**TASK DIRECTIONS**: Below are some records; repeat them all exactly, minus the pictures.
□ □ □ □ □ □ □
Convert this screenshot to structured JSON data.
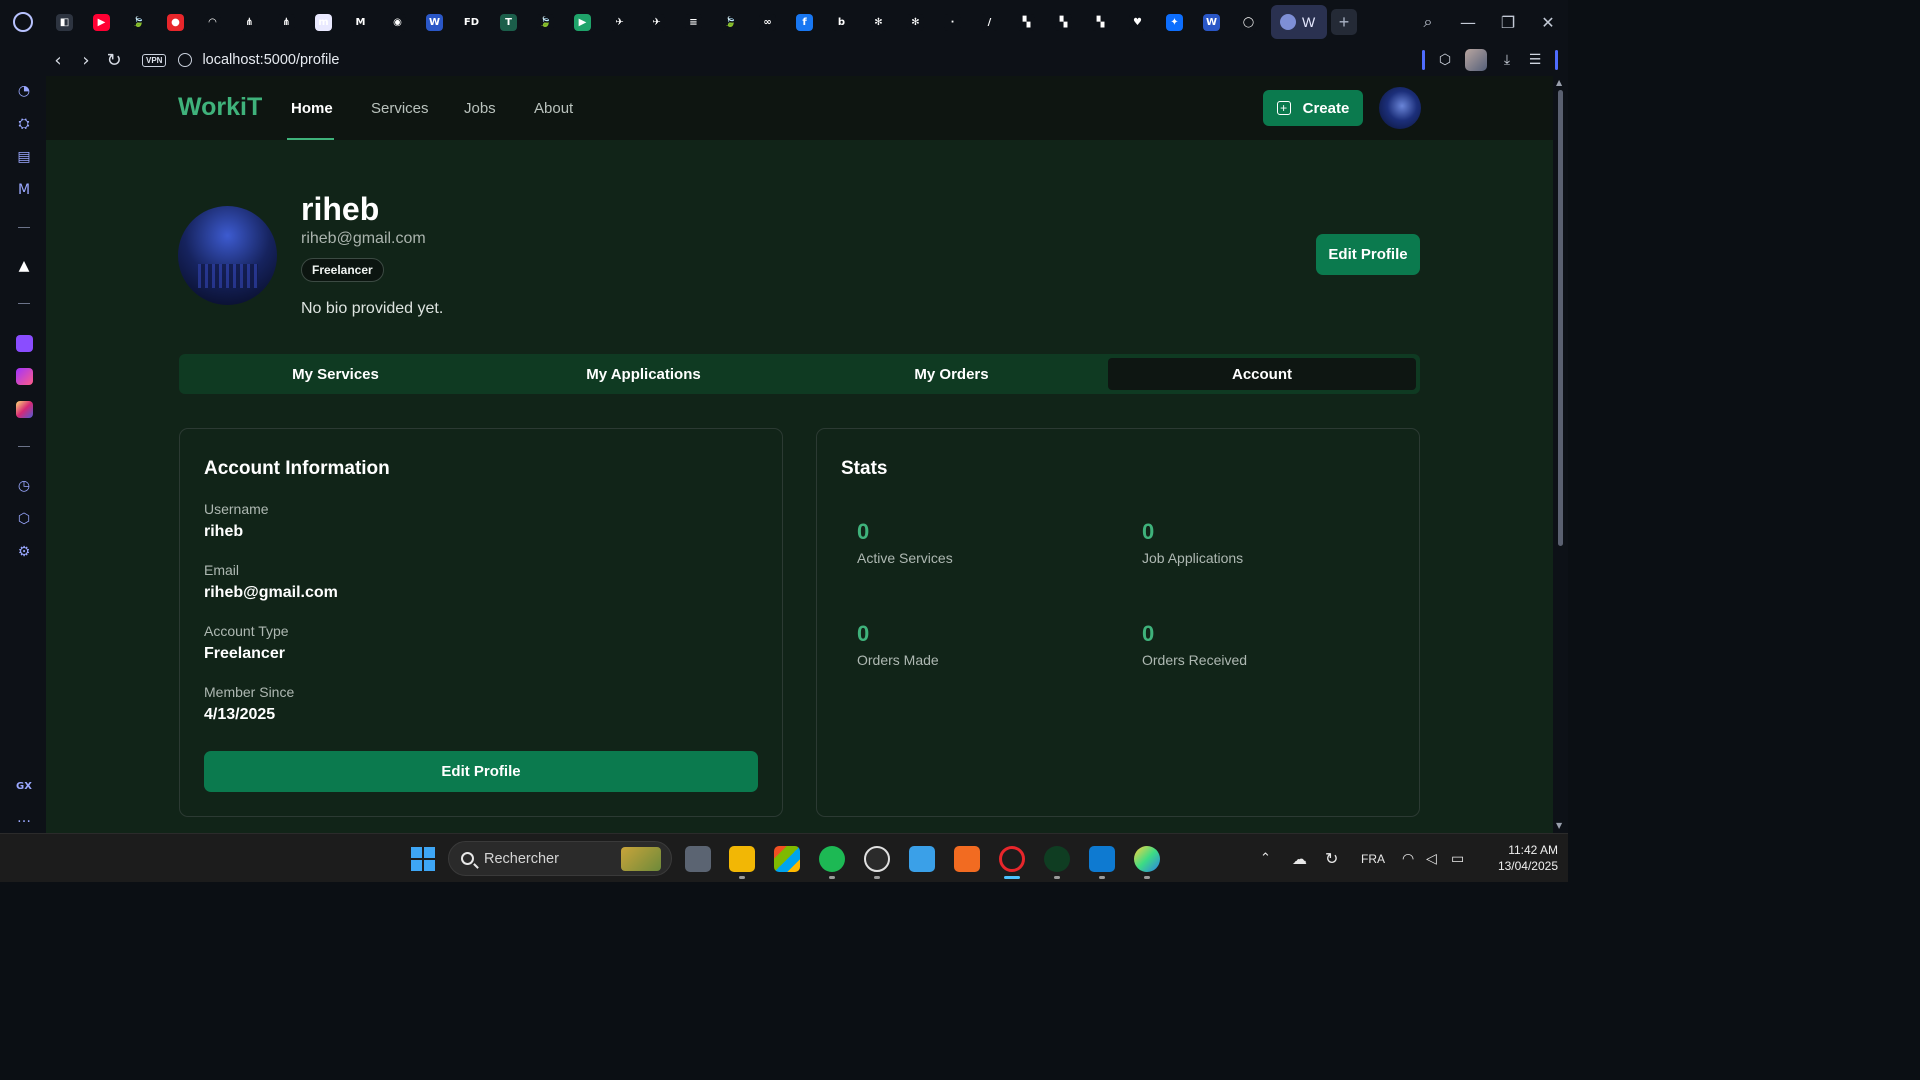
{
  "browser": {
    "active_tab_label": "W",
    "new_tab_symbol": "+",
    "url": "localhost:5000/profile",
    "vpn_label": "VPN",
    "sidebar_bottom_label": "GX",
    "favicons": [
      {
        "name": "gamepad-icon",
        "color": "#2d3440",
        "glyph": "◧"
      },
      {
        "name": "youtube-icon",
        "color": "#ff0033",
        "glyph": "▶"
      },
      {
        "name": "mongodb-leaf-icon",
        "color": "#0d1117",
        "glyph": "🍃"
      },
      {
        "name": "red-app-icon",
        "color": "#e8262b",
        "glyph": "●"
      },
      {
        "name": "speedometer-icon",
        "color": "#0d1117",
        "glyph": "◠"
      },
      {
        "name": "network-icon",
        "color": "#0d1117",
        "glyph": "⋔"
      },
      {
        "name": "network-icon-2",
        "color": "#0d1117",
        "glyph": "⋔"
      },
      {
        "name": "mastodon-icon",
        "color": "#e9e9ff",
        "glyph": "m"
      },
      {
        "name": "gmail-icon",
        "color": "#0d1117",
        "glyph": "M"
      },
      {
        "name": "github-icon",
        "color": "#0d1117",
        "glyph": "◉"
      },
      {
        "name": "word-icon",
        "color": "#2a57c7",
        "glyph": "W"
      },
      {
        "name": "fd-icon",
        "color": "#0d1117",
        "glyph": "FD"
      },
      {
        "name": "t-app-icon",
        "color": "#1b5e4a",
        "glyph": "T"
      },
      {
        "name": "mongodb-leaf-icon-2",
        "color": "#0d1117",
        "glyph": "🍃"
      },
      {
        "name": "play-circle-icon",
        "color": "#1fa36a",
        "glyph": "▶"
      },
      {
        "name": "pigeon-icon",
        "color": "#0d1117",
        "glyph": "✈"
      },
      {
        "name": "pigeon-icon-2",
        "color": "#0d1117",
        "glyph": "✈"
      },
      {
        "name": "stack-icon",
        "color": "#0d1117",
        "glyph": "≡"
      },
      {
        "name": "mongodb-leaf-icon-3",
        "color": "#0d1117",
        "glyph": "🍃"
      },
      {
        "name": "infinity-icon",
        "color": "#0d1117",
        "glyph": "∞"
      },
      {
        "name": "facebook-icon",
        "color": "#1877f2",
        "glyph": "f"
      },
      {
        "name": "b-app-icon",
        "color": "#0d1117",
        "glyph": "b"
      },
      {
        "name": "chatgpt-icon",
        "color": "#0d1117",
        "glyph": "✻"
      },
      {
        "name": "chatgpt-icon-2",
        "color": "#0d1117",
        "glyph": "✻"
      },
      {
        "name": "dot-app-icon",
        "color": "#0d1117",
        "glyph": "·"
      },
      {
        "name": "slash-app-icon",
        "color": "#0d1117",
        "glyph": "/"
      },
      {
        "name": "orange-app-icon",
        "color": "#0d1117",
        "glyph": "▚"
      },
      {
        "name": "orange-app-icon-2",
        "color": "#0d1117",
        "glyph": "▚"
      },
      {
        "name": "orange-app-icon-3",
        "color": "#0d1117",
        "glyph": "▚"
      },
      {
        "name": "heart-app-icon",
        "color": "#0d1117",
        "glyph": "♥"
      },
      {
        "name": "butterfly-icon",
        "color": "#0d6efd",
        "glyph": "✦"
      },
      {
        "name": "word-icon-2",
        "color": "#2a57c7",
        "glyph": "W"
      },
      {
        "name": "circle-app-icon",
        "color": "#0d1117",
        "glyph": "◯"
      }
    ]
  },
  "site": {
    "brand": "WorkiT",
    "nav": {
      "home": "Home",
      "services": "Services",
      "jobs": "Jobs",
      "about": "About"
    },
    "create_label": "Create"
  },
  "profile": {
    "name": "riheb",
    "email": "riheb@gmail.com",
    "role": "Freelancer",
    "bio": "No bio provided yet.",
    "edit_label": "Edit Profile"
  },
  "tabs": [
    "My Services",
    "My Applications",
    "My Orders",
    "Account"
  ],
  "account": {
    "title": "Account Information",
    "username_label": "Username",
    "username": "riheb",
    "email_label": "Email",
    "email": "riheb@gmail.com",
    "type_label": "Account Type",
    "type": "Freelancer",
    "since_label": "Member Since",
    "since": "4/13/2025",
    "edit_label": "Edit Profile"
  },
  "stats": {
    "title": "Stats",
    "active_services": {
      "value": "0",
      "label": "Active Services"
    },
    "job_applications": {
      "value": "0",
      "label": "Job Applications"
    },
    "orders_made": {
      "value": "0",
      "label": "Orders Made"
    },
    "orders_received": {
      "value": "0",
      "label": "Orders Received"
    }
  },
  "taskbar": {
    "search_placeholder": "Rechercher",
    "language": "FRA",
    "time": "11:42 AM",
    "date": "13/04/2025"
  },
  "colors": {
    "accent": "#3fb27b",
    "button": "#0b7a4e",
    "page_bg": "#112418",
    "navbar_bg": "#0e1511"
  }
}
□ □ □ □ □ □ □
**YOUR SOLUTION**:
Convert this screenshot to structured JSON data.
{
  "browser": {
    "active_tab_label": "W",
    "new_tab_symbol": "+",
    "url": "localhost:5000/profile",
    "vpn_label": "VPN",
    "sidebar_bottom_label": "GX",
    "favicons": [
      {
        "name": "gamepad-icon",
        "color": "#2d3440",
        "glyph": "◧"
      },
      {
        "name": "youtube-icon",
        "color": "#ff0033",
        "glyph": "▶"
      },
      {
        "name": "mongodb-leaf-icon",
        "color": "#0d1117",
        "glyph": "🍃"
      },
      {
        "name": "red-app-icon",
        "color": "#e8262b",
        "glyph": "●"
      },
      {
        "name": "speedometer-icon",
        "color": "#0d1117",
        "glyph": "◠"
      },
      {
        "name": "network-icon",
        "color": "#0d1117",
        "glyph": "⋔"
      },
      {
        "name": "network-icon-2",
        "color": "#0d1117",
        "glyph": "⋔"
      },
      {
        "name": "mastodon-icon",
        "color": "#e9e9ff",
        "glyph": "m"
      },
      {
        "name": "gmail-icon",
        "color": "#0d1117",
        "glyph": "M"
      },
      {
        "name": "github-icon",
        "color": "#0d1117",
        "glyph": "◉"
      },
      {
        "name": "word-icon",
        "color": "#2a57c7",
        "glyph": "W"
      },
      {
        "name": "fd-icon",
        "color": "#0d1117",
        "glyph": "FD"
      },
      {
        "name": "t-app-icon",
        "color": "#1b5e4a",
        "glyph": "T"
      },
      {
        "name": "mongodb-leaf-icon-2",
        "color": "#0d1117",
        "glyph": "🍃"
      },
      {
        "name": "play-circle-icon",
        "color": "#1fa36a",
        "glyph": "▶"
      },
      {
        "name": "pigeon-icon",
        "color": "#0d1117",
        "glyph": "✈"
      },
      {
        "name": "pigeon-icon-2",
        "color": "#0d1117",
        "glyph": "✈"
      },
      {
        "name": "stack-icon",
        "color": "#0d1117",
        "glyph": "≡"
      },
      {
        "name": "mongodb-leaf-icon-3",
        "color": "#0d1117",
        "glyph": "🍃"
      },
      {
        "name": "infinity-icon",
        "color": "#0d1117",
        "glyph": "∞"
      },
      {
        "name": "facebook-icon",
        "color": "#1877f2",
        "glyph": "f"
      },
      {
        "name": "b-app-icon",
        "color": "#0d1117",
        "glyph": "b"
      },
      {
        "name": "chatgpt-icon",
        "color": "#0d1117",
        "glyph": "✻"
      },
      {
        "name": "chatgpt-icon-2",
        "color": "#0d1117",
        "glyph": "✻"
      },
      {
        "name": "dot-app-icon",
        "color": "#0d1117",
        "glyph": "·"
      },
      {
        "name": "slash-app-icon",
        "color": "#0d1117",
        "glyph": "/"
      },
      {
        "name": "orange-app-icon",
        "color": "#0d1117",
        "glyph": "▚"
      },
      {
        "name": "orange-app-icon-2",
        "color": "#0d1117",
        "glyph": "▚"
      },
      {
        "name": "orange-app-icon-3",
        "color": "#0d1117",
        "glyph": "▚"
      },
      {
        "name": "heart-app-icon",
        "color": "#0d1117",
        "glyph": "♥"
      },
      {
        "name": "butterfly-icon",
        "color": "#0d6efd",
        "glyph": "✦"
      },
      {
        "name": "word-icon-2",
        "color": "#2a57c7",
        "glyph": "W"
      },
      {
        "name": "circle-app-icon",
        "color": "#0d1117",
        "glyph": "◯"
      }
    ]
  },
  "site": {
    "brand": "WorkiT",
    "nav": {
      "home": "Home",
      "services": "Services",
      "jobs": "Jobs",
      "about": "About"
    },
    "create_label": "Create"
  },
  "profile": {
    "name": "riheb",
    "email": "riheb@gmail.com",
    "role": "Freelancer",
    "bio": "No bio provided yet.",
    "edit_label": "Edit Profile"
  },
  "tabs": [
    "My Services",
    "My Applications",
    "My Orders",
    "Account"
  ],
  "account": {
    "title": "Account Information",
    "username_label": "Username",
    "username": "riheb",
    "email_label": "Email",
    "email": "riheb@gmail.com",
    "type_label": "Account Type",
    "type": "Freelancer",
    "since_label": "Member Since",
    "since": "4/13/2025",
    "edit_label": "Edit Profile"
  },
  "stats": {
    "title": "Stats",
    "active_services": {
      "value": "0",
      "label": "Active Services"
    },
    "job_applications": {
      "value": "0",
      "label": "Job Applications"
    },
    "orders_made": {
      "value": "0",
      "label": "Orders Made"
    },
    "orders_received": {
      "value": "0",
      "label": "Orders Received"
    }
  },
  "taskbar": {
    "search_placeholder": "Rechercher",
    "language": "FRA",
    "time": "11:42 AM",
    "date": "13/04/2025"
  },
  "colors": {
    "accent": "#3fb27b",
    "button": "#0b7a4e",
    "page_bg": "#112418",
    "navbar_bg": "#0e1511"
  }
}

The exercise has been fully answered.